Work task
Which lines below include the string "name"? Please show each one.

________________

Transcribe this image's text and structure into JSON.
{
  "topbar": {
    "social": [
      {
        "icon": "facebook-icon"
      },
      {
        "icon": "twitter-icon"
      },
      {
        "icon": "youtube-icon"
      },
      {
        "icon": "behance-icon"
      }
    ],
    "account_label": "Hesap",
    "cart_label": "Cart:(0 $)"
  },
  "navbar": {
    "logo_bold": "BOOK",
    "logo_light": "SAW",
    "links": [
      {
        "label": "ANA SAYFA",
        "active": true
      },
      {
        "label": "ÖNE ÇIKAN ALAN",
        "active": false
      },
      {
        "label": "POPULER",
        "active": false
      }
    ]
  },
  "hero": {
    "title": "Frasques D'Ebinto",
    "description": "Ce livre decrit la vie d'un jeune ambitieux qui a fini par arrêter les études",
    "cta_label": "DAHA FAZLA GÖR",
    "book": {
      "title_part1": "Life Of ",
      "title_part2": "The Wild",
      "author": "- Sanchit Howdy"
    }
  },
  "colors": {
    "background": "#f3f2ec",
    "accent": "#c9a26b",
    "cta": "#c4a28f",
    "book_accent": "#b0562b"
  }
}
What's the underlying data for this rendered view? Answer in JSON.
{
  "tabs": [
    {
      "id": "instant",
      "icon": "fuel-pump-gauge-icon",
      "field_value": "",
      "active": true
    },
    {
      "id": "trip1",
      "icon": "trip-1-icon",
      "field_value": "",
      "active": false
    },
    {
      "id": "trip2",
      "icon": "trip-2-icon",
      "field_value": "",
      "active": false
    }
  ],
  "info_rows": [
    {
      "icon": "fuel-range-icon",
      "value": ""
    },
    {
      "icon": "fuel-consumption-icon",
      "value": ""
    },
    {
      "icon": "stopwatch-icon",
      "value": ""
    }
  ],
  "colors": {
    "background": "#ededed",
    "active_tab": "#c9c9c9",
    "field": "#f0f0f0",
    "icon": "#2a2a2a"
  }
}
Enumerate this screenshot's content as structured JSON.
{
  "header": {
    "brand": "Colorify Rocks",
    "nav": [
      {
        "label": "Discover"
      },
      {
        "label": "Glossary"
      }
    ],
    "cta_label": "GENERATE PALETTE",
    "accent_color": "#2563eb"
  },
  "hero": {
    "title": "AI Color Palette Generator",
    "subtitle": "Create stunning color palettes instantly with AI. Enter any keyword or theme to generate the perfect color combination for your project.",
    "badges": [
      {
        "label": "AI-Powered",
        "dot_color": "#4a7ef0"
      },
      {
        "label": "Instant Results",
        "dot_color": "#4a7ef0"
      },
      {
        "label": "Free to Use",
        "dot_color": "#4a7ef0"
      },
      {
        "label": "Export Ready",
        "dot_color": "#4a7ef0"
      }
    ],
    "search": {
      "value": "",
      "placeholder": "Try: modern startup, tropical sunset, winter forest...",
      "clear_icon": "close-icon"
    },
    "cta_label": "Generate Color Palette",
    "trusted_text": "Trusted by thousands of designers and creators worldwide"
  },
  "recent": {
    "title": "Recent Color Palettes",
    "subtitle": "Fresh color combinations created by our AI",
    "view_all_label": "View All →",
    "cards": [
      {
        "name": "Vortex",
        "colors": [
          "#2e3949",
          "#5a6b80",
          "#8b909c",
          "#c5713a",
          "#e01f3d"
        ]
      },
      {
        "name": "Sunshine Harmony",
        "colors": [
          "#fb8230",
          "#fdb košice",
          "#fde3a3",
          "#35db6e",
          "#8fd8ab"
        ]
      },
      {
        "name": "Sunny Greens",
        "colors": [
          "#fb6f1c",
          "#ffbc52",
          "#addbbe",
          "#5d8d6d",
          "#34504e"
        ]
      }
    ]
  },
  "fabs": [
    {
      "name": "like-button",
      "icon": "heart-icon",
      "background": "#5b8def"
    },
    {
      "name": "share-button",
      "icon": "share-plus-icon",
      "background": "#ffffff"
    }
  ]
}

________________

Written answer
        "name": "Vortex",
        "name": "Sunshine Harmony",
        "name": "Sunny Greens",
      "name": "like-button",
      "name": "share-button",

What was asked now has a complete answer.